── Material for the task ──

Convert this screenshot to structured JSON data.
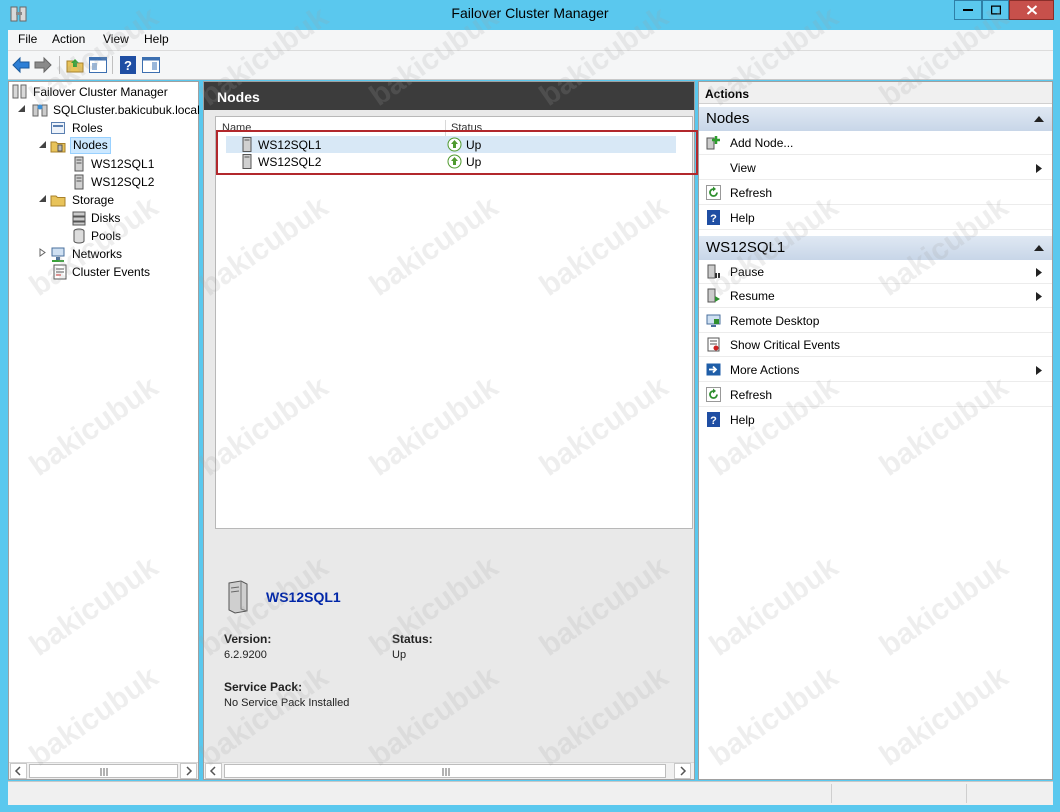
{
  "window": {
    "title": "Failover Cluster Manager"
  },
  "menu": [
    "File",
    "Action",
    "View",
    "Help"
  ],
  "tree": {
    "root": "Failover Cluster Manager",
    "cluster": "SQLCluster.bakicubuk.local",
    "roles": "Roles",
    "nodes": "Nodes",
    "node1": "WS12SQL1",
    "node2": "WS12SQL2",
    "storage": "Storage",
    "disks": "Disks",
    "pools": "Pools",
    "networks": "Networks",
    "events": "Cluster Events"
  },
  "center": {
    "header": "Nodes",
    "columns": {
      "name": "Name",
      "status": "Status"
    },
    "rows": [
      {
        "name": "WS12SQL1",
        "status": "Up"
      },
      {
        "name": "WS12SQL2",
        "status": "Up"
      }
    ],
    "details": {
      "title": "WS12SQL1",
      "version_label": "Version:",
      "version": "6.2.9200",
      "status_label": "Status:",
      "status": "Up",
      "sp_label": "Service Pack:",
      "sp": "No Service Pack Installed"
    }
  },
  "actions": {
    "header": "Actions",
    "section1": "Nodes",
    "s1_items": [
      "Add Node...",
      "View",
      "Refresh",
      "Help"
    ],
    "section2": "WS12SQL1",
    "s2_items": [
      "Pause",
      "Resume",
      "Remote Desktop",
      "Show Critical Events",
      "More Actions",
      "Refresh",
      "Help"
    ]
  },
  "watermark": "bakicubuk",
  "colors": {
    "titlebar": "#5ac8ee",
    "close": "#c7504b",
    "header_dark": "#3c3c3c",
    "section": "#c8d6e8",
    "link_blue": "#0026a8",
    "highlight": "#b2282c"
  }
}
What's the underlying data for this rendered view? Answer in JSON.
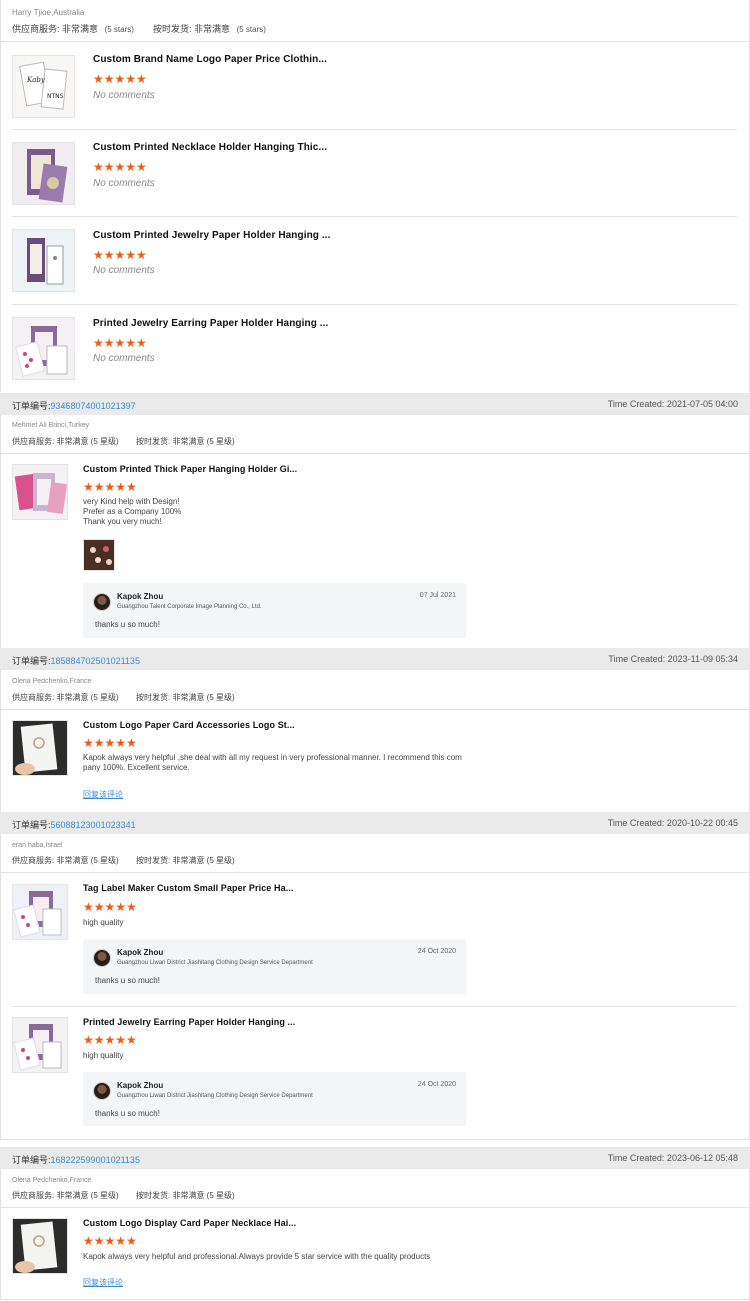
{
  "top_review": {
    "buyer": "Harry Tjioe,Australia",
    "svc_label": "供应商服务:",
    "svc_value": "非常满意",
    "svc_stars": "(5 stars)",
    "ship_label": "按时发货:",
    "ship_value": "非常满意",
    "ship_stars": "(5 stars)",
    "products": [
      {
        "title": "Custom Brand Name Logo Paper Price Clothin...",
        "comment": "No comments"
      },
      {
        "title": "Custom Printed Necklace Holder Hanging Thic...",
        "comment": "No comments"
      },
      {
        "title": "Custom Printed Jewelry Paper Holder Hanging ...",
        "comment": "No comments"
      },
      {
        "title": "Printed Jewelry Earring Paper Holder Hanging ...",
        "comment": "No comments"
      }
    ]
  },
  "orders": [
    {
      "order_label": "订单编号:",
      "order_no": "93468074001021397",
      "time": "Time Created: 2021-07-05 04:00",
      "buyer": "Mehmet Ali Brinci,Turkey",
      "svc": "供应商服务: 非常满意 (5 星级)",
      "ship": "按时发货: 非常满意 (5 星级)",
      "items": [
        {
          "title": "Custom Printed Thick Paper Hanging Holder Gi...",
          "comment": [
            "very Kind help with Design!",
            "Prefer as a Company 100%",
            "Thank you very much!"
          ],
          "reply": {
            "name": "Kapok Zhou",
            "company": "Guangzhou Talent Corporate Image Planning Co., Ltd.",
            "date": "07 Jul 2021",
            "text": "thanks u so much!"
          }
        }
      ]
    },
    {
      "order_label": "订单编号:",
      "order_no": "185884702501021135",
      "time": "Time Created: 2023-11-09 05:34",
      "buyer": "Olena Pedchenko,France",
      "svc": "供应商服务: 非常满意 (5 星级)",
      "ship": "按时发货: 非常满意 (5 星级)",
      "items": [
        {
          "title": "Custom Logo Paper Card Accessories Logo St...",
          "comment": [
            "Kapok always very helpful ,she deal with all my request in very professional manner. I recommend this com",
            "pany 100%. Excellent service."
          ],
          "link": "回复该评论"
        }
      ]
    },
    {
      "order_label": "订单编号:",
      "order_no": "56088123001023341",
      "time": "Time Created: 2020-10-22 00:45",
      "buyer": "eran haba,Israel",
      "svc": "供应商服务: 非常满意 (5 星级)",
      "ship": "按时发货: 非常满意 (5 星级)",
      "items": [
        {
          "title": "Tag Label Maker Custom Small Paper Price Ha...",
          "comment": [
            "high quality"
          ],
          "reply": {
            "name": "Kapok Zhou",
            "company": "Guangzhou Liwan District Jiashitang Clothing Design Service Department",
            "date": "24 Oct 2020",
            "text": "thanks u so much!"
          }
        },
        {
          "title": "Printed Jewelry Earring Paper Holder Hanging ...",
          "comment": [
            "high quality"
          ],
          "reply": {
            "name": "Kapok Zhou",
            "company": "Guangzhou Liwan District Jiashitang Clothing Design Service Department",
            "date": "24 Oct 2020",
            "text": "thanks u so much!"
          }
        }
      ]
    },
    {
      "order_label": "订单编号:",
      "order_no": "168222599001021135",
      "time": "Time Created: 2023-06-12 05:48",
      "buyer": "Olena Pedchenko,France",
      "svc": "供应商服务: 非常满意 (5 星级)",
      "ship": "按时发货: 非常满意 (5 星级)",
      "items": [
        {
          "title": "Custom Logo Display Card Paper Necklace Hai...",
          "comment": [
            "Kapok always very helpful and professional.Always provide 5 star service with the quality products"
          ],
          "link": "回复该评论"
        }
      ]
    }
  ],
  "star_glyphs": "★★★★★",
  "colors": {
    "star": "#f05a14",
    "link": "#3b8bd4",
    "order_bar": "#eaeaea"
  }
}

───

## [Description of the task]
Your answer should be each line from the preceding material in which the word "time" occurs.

## [Expected output]
      "time": "Time Created: 2021-07-05 04:00",
      "time": "Time Created: 2023-11-09 05:34",
      "time": "Time Created: 2020-10-22 00:45",
      "time": "Time Created: 2023-06-12 05:48",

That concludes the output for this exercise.